over these defendants in this diversity case, this Court
“must apply the law of the state in which it sits,
subject to constitutional limitations.” Reynolds v.
Int'l Amateur Athletic Fed'n, 23 F.3d 1110, 1115
(6th Cir.1994). This means that “[t]he defendant must
be amenable to suit under the forum state's long-arm
statute and the due process requirements of the Constitution
must be met.” CompuServe, Inc. v. Patterson,
89 F.3d 1257, 1262 (6th Cir. 1996) (citation omitted).
analyzing personal jurisdiction under the due-process clause
or Kentucky's long-arm statute, however, the Court must
first determine what claims the plaintiff is asserting. This
is because, under both provisions, when the plaintiff asserts
that the Court has specific jurisdiction over a defendant as
the plaintiff does here, the Court must ascertain whether the
claims asserted in the complaint “arise from” the
actions that the defendant allegedly directed at the state.
See KRS§ 454.210(2)(a); Southern Mach. Co.
v. Mohasco Industries, Inc., 401 F.2d 374, 381
(6th Cir. 1968).
prayer for relief, Martin County asks for judgment against
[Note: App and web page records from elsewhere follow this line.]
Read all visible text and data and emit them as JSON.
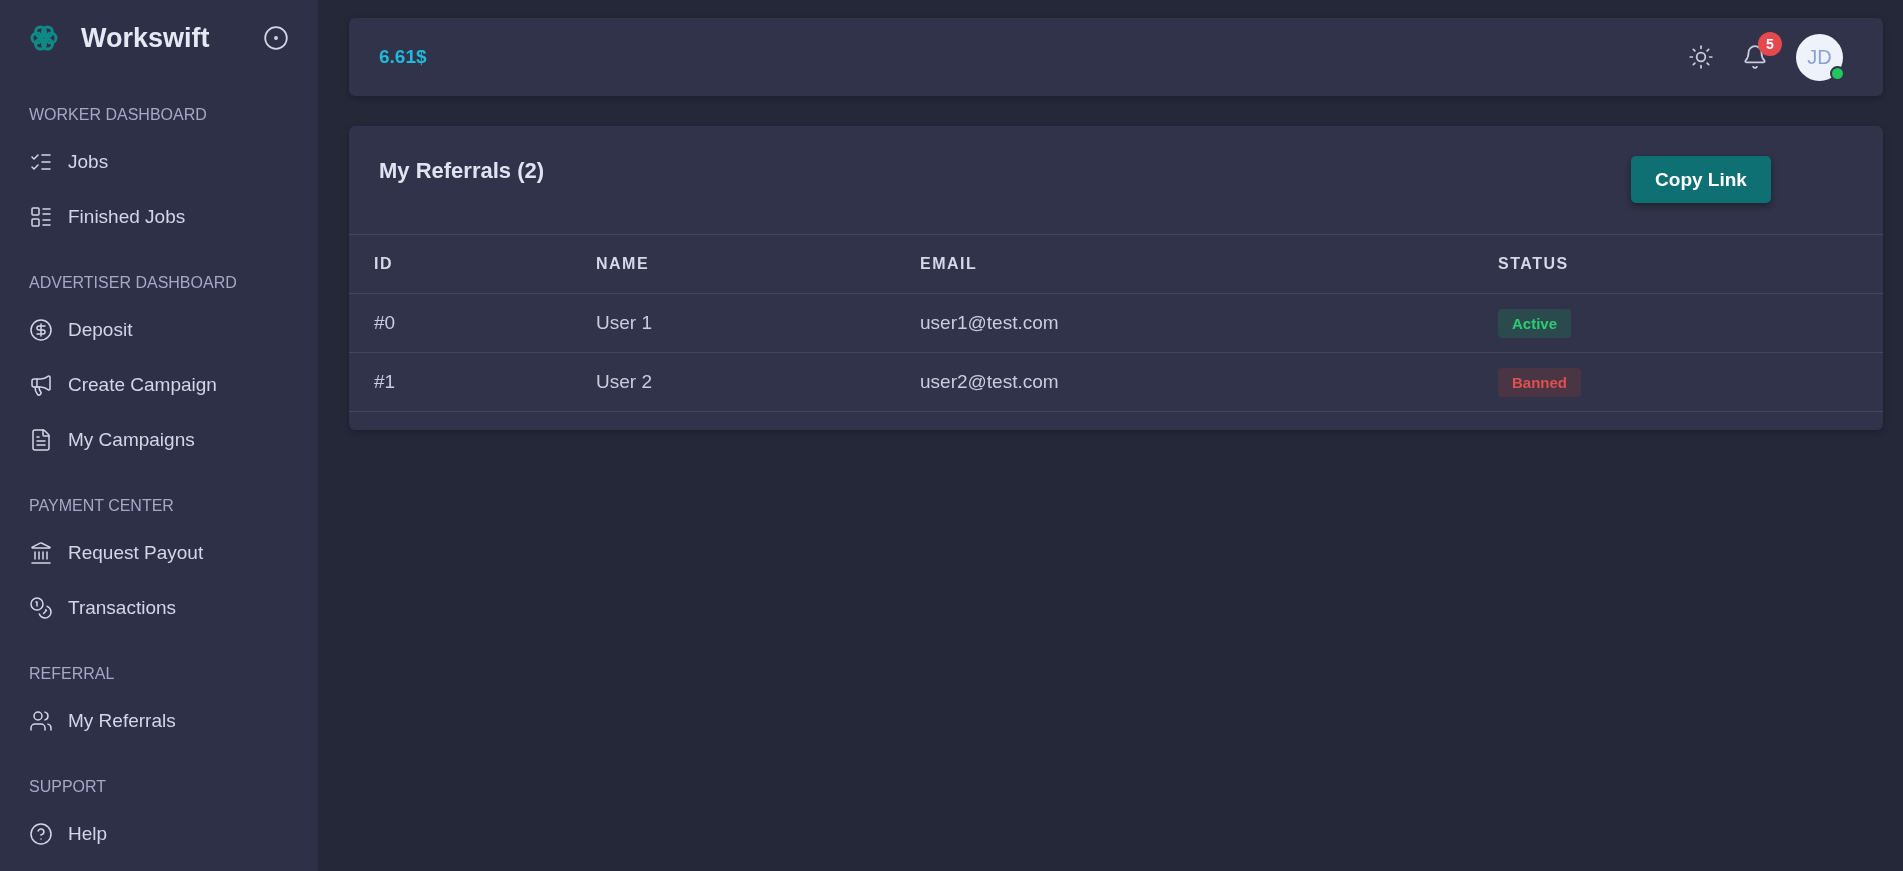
{
  "sidebar": {
    "brand": "Workswift",
    "sections": [
      {
        "title": "WORKER DASHBOARD",
        "items": [
          {
            "label": "Jobs",
            "kind": "jobs"
          },
          {
            "label": "Finished Jobs",
            "kind": "finished"
          }
        ]
      },
      {
        "title": "ADVERTISER DASHBOARD",
        "items": [
          {
            "label": "Deposit",
            "kind": "deposit"
          },
          {
            "label": "Create Campaign",
            "kind": "campaign"
          },
          {
            "label": "My Campaigns",
            "kind": "campaigns"
          }
        ]
      },
      {
        "title": "PAYMENT CENTER",
        "items": [
          {
            "label": "Request Payout",
            "kind": "payout"
          },
          {
            "label": "Transactions",
            "kind": "transactions"
          }
        ]
      },
      {
        "title": "REFERRAL",
        "items": [
          {
            "label": "My Referrals",
            "kind": "referrals"
          }
        ]
      },
      {
        "title": "SUPPORT",
        "items": [
          {
            "label": "Help",
            "kind": "help"
          }
        ]
      }
    ]
  },
  "header": {
    "balance": "6.61$",
    "notification_count": "5",
    "avatar_initials": "JD",
    "online": true
  },
  "referrals": {
    "title": "My Referrals (2)",
    "copy_button": "Copy Link",
    "table": {
      "columns": [
        "ID",
        "NAME",
        "EMAIL",
        "STATUS"
      ],
      "rows": [
        {
          "id": "#0",
          "name": "User 1",
          "email": "user1@test.com",
          "status": "Active",
          "kind": "active"
        },
        {
          "id": "#1",
          "name": "User 2",
          "email": "user2@test.com",
          "status": "Banned",
          "kind": "banned"
        }
      ]
    }
  }
}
the defendants for “breach of the terms of the Lease
Agreement.” In its complaint, Martin County also
alleges that David Brown Kentucky was the “alter
ego” of all four named defendants. An alter ego claim,
however, is not by itself a cause of action.” In re
RCS Engineered Prod. Co., Inc., 102 F.3d 223, 226 (6th
Cir. 1996). “Rather, it is a doctrine which
‘fastens liability on the individual who uses a
corporation merely as an instrumentality to conduct his or
her own personal business, and such liability arises from
fraud or injustice perpetuated not on the corporation but on
third persons dealing with the corporation.'”
Id. (quoting 1 Fletcher Cyclopedia on the Law of
Private Corporations § 41.10 at 615 (1990)).
A claim based on the alter ego theory is not in itself a
claim for substantive relief, but rather is procedural. A
finding of fact of alter ego, standing alone, creates no
cause of action. It merely furnishes a means for a
complainant to reach a second corporation or individual upon
a cause of action that otherwise would have existed only
against the first corporation. An attempt to pierce the
corporate veil is a means of imposing liability on an
underlying cause of action such as ...